[[ Working data, beginning ]]

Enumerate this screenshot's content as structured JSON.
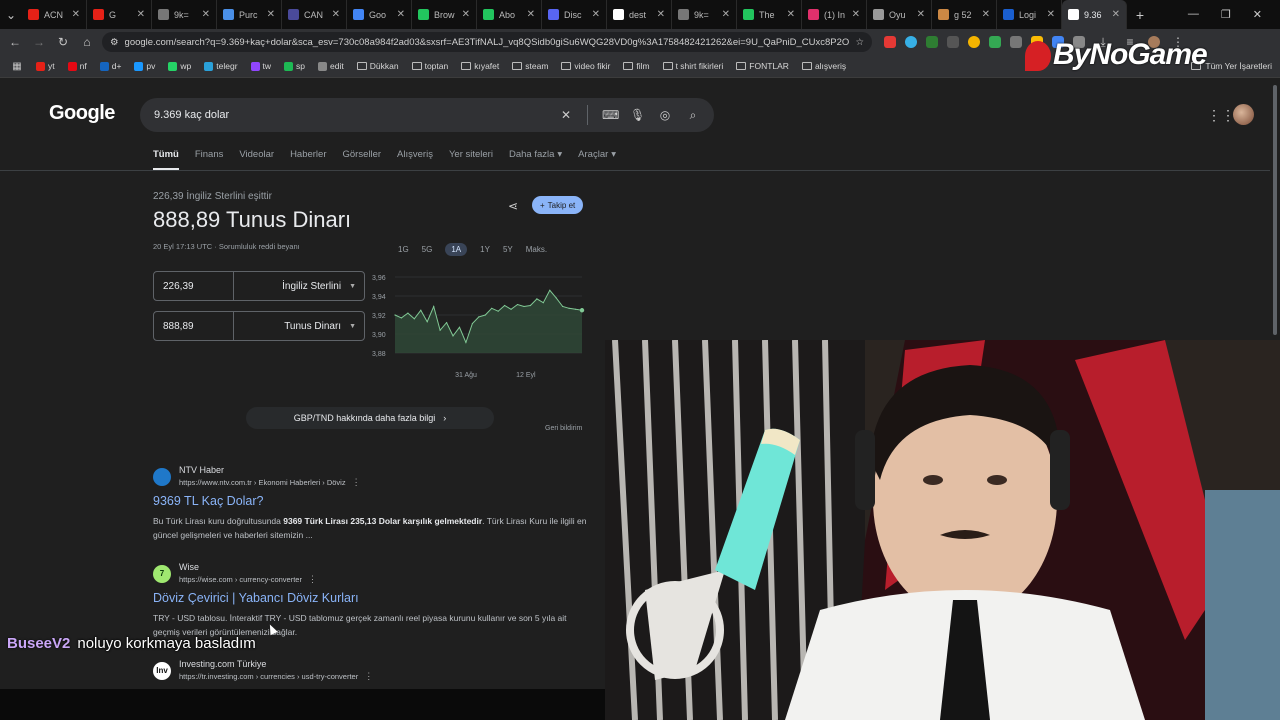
{
  "tabs": [
    {
      "label": "ACN",
      "color": "#e62117"
    },
    {
      "label": "G",
      "color": "#e62117"
    },
    {
      "label": "9k=",
      "color": "#777777"
    },
    {
      "label": "Purc",
      "color": "#4a8fe7"
    },
    {
      "label": "CAN",
      "color": "#4a4a9a"
    },
    {
      "label": "Goo",
      "color": "#4285f4"
    },
    {
      "label": "Brow",
      "color": "#22c55e"
    },
    {
      "label": "Abo",
      "color": "#22c55e"
    },
    {
      "label": "Disc",
      "color": "#5865f2"
    },
    {
      "label": "dest",
      "color": "#ffffff"
    },
    {
      "label": "9k=",
      "color": "#777777"
    },
    {
      "label": "The",
      "color": "#22c55e"
    },
    {
      "label": "(1) In",
      "color": "#e1306c"
    },
    {
      "label": "Oyu",
      "color": "#999999"
    },
    {
      "label": "g 52",
      "color": "#cc8844"
    },
    {
      "label": "Logi",
      "color": "#1a5fd0"
    },
    {
      "label": "9.36",
      "color": "#ffffff",
      "active": true
    }
  ],
  "address": {
    "url": "google.com/search?q=9.369+kaç+dolar&sca_esv=730c08a984f2ad03&sxsrf=AE3TifNALJ_vq8QSidb0giSu6WQG28VD0g%3A1758482421262&ei=9U_QaPniD_CUxc8P2Oq_s..."
  },
  "bookmarks": [
    {
      "label": "yt",
      "type": "icon",
      "color": "#e62117"
    },
    {
      "label": "nf",
      "type": "icon",
      "color": "#e50914"
    },
    {
      "label": "d+",
      "type": "icon",
      "color": "#1565c0"
    },
    {
      "label": "pv",
      "type": "icon",
      "color": "#1a98ff"
    },
    {
      "label": "wp",
      "type": "icon",
      "color": "#25d366"
    },
    {
      "label": "telegr",
      "type": "icon",
      "color": "#2aa1da"
    },
    {
      "label": "tw",
      "type": "icon",
      "color": "#9146ff"
    },
    {
      "label": "sp",
      "type": "icon",
      "color": "#1db954"
    },
    {
      "label": "edit",
      "type": "icon",
      "color": "#888888"
    },
    {
      "label": "Dükkan",
      "type": "folder"
    },
    {
      "label": "toptan",
      "type": "folder"
    },
    {
      "label": "kıyafet",
      "type": "folder"
    },
    {
      "label": "steam",
      "type": "folder"
    },
    {
      "label": "video fikir",
      "type": "folder"
    },
    {
      "label": "film",
      "type": "folder"
    },
    {
      "label": "t shirt fikirleri",
      "type": "folder"
    },
    {
      "label": "FONTLAR",
      "type": "folder"
    },
    {
      "label": "alışveriş",
      "type": "folder"
    }
  ],
  "bookmarks_all": "Tüm Yer İşaretleri",
  "watermark": "ByNoGame",
  "google": {
    "logo": "Google",
    "query": "9.369 kaç dolar"
  },
  "search_tabs": [
    "Tümü",
    "Finans",
    "Videolar",
    "Haberler",
    "Görseller",
    "Alışveriş",
    "Yer siteleri",
    "Daha fazla",
    "Araçlar"
  ],
  "converter": {
    "subtitle": "226,39 İngiliz Sterlini eşittir",
    "result": "888,89 Tunus Dinarı",
    "date": "20 Eyl 17:13 UTC · Sorumluluk reddi beyanı",
    "follow": "Takip et",
    "ranges": [
      "1G",
      "5G",
      "1A",
      "1Y",
      "5Y",
      "Maks."
    ],
    "active_range": "1A",
    "from": {
      "value": "226,39",
      "currency": "İngiliz Sterlini"
    },
    "to": {
      "value": "888,89",
      "currency": "Tunus Dinarı"
    },
    "more": "GBP/TND hakkında daha fazla bilgi",
    "feedback": "Geri bildirim"
  },
  "chart_data": {
    "type": "line",
    "ylim": [
      3.88,
      3.96
    ],
    "yticks": [
      "3,96",
      "3,94",
      "3,92",
      "3,90",
      "3,88"
    ],
    "xticks": [
      "31 Ağu",
      "12 Eyl"
    ],
    "values": [
      3.92,
      3.917,
      3.922,
      3.916,
      3.925,
      3.913,
      3.929,
      3.904,
      3.912,
      3.898,
      3.907,
      3.891,
      3.911,
      3.918,
      3.92,
      3.927,
      3.924,
      3.93,
      3.926,
      3.931,
      3.929,
      3.93,
      3.937,
      3.933,
      3.946,
      3.938,
      3.929,
      3.927,
      3.926,
      3.925
    ]
  },
  "results": [
    {
      "source": "NTV Haber",
      "url": "https://www.ntv.com.tr › Ekonomi Haberleri › Döviz",
      "title": "9369 TL Kaç Dolar?",
      "snippet_pre": "Bu Türk Lirası kuru doğrultusunda ",
      "snippet_bold": "9369 Türk Lirası 235,13 Dolar karşılık gelmektedir",
      "snippet_post": ". Türk Lirası Kuru ile ilgili en güncel gelişmeleri ve haberleri sitemizin ...",
      "icon_text": "",
      "icon_color": "#1f78c9"
    },
    {
      "source": "Wise",
      "url": "https://wise.com › currency-converter",
      "title": "Döviz Çevirici | Yabancı Döviz Kurları",
      "snippet_pre": "TRY - USD tablosu. İnteraktif TRY - USD tablomuz gerçek zamanlı reel piyasa kurunu kullanır ve son 5 yıla ait geçmiş verileri görüntülemenizi sağlar.",
      "snippet_bold": "",
      "snippet_post": "",
      "icon_text": "7",
      "icon_color": "#9fe870"
    },
    {
      "source": "Investing.com Türkiye",
      "url": "https://tr.investing.com › currencies › usd-try-converter",
      "title": "",
      "snippet_pre": "",
      "snippet_bold": "",
      "snippet_post": "",
      "icon_text": "Inv",
      "icon_color": "#ffffff"
    }
  ],
  "chat": {
    "user": "BuseeV2",
    "message": "noluyo korkmaya basladım"
  }
}
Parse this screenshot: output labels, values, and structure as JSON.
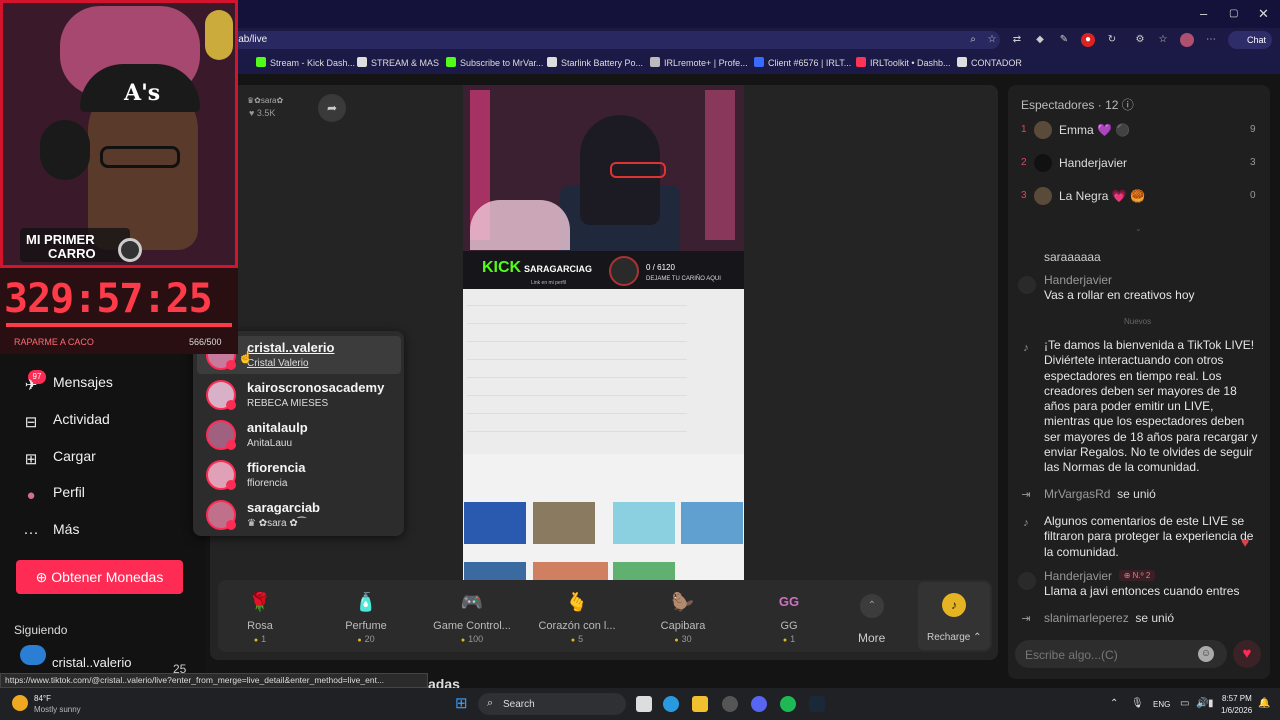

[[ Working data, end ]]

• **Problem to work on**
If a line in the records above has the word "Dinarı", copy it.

• **Written solution**
    "result": "888,89 Tunus Dinarı",
      "currency": "Tunus Dinarı"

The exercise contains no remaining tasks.